**** Data for analysis

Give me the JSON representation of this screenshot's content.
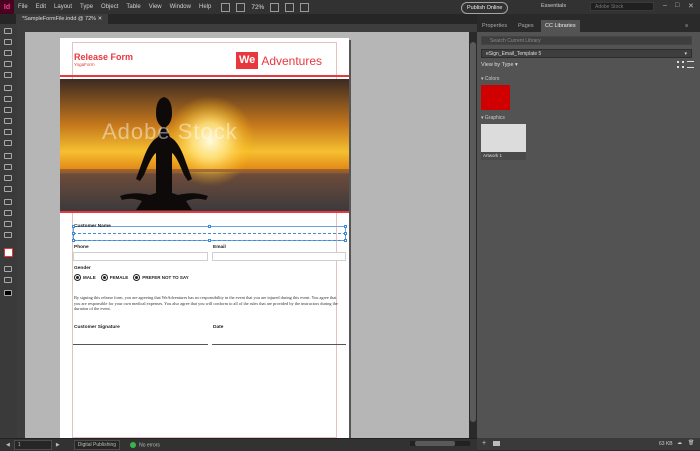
{
  "app": {
    "logo_text": "Id"
  },
  "menu": [
    "File",
    "Edit",
    "Layout",
    "Type",
    "Object",
    "Table",
    "View",
    "Window",
    "Help"
  ],
  "menubar": {
    "zoom": "72%",
    "publish_label": "Publish Online",
    "workspace": "Essentials",
    "search_placeholder": "Adobe Stock"
  },
  "document": {
    "tab_title": "*SampleFormFile.indd @ 72%"
  },
  "page": {
    "title": "Release Form",
    "subtitle": "YogaForm",
    "logo_we": "We",
    "logo_rest": "Adventures",
    "watermark": "Adobe Stock",
    "fields": {
      "customer_name": "Customer Name",
      "phone": "Phone",
      "email": "Email",
      "gender": "Gender",
      "customer_signature": "Customer Signature",
      "date": "Date"
    },
    "gender_options": [
      "MALE",
      "FEMALE",
      "PREFER NOT TO SAY"
    ],
    "disclaimer": "By signing this release form, you are agreeing that WeAdventures has no responsibility in the event that you are injured during this event. You agree that you are responsible for your own medical expenses. You also agree that you will conform to all of the rules that are provided by the instructors during the duration of the event."
  },
  "status": {
    "page_number": "1",
    "preflight_profile": "Digital Publishing",
    "errors": "No errors"
  },
  "panel": {
    "tabs": [
      "Properties",
      "Pages",
      "CC Libraries"
    ],
    "active_tab": "CC Libraries",
    "search_placeholder": "Search Current Library",
    "library": "eSign_Email_Template 5",
    "view_by": "View by Type",
    "sections": {
      "colors": "Colors",
      "graphics": "Graphics"
    },
    "color_swatch": "#d10000",
    "graphic_name": "Artwork 1",
    "storage": "63 KB"
  },
  "colors": {
    "accent": "#e8383d",
    "selection": "#3a8bdc"
  }
}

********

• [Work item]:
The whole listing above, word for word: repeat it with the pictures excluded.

• [The answer]:
Give me the JSON representation of this screenshot's content.
{
  "app": {
    "logo_text": "Id"
  },
  "menu": [
    "File",
    "Edit",
    "Layout",
    "Type",
    "Object",
    "Table",
    "View",
    "Window",
    "Help"
  ],
  "menubar": {
    "zoom": "72%",
    "publish_label": "Publish Online",
    "workspace": "Essentials",
    "search_placeholder": "Adobe Stock"
  },
  "document": {
    "tab_title": "*SampleFormFile.indd @ 72%"
  },
  "page": {
    "title": "Release Form",
    "subtitle": "YogaForm",
    "logo_we": "We",
    "logo_rest": "Adventures",
    "watermark": "Adobe Stock",
    "fields": {
      "customer_name": "Customer Name",
      "phone": "Phone",
      "email": "Email",
      "gender": "Gender",
      "customer_signature": "Customer Signature",
      "date": "Date"
    },
    "gender_options": [
      "MALE",
      "FEMALE",
      "PREFER NOT TO SAY"
    ],
    "disclaimer": "By signing this release form, you are agreeing that WeAdventures has no responsibility in the event that you are injured during this event. You agree that you are responsible for your own medical expenses. You also agree that you will conform to all of the rules that are provided by the instructors during the duration of the event."
  },
  "status": {
    "page_number": "1",
    "preflight_profile": "Digital Publishing",
    "errors": "No errors"
  },
  "panel": {
    "tabs": [
      "Properties",
      "Pages",
      "CC Libraries"
    ],
    "active_tab": "CC Libraries",
    "search_placeholder": "Search Current Library",
    "library": "eSign_Email_Template 5",
    "view_by": "View by Type",
    "sections": {
      "colors": "Colors",
      "graphics": "Graphics"
    },
    "color_swatch": "#d10000",
    "graphic_name": "Artwork 1",
    "storage": "63 KB"
  },
  "colors": {
    "accent": "#e8383d",
    "selection": "#3a8bdc"
  }
}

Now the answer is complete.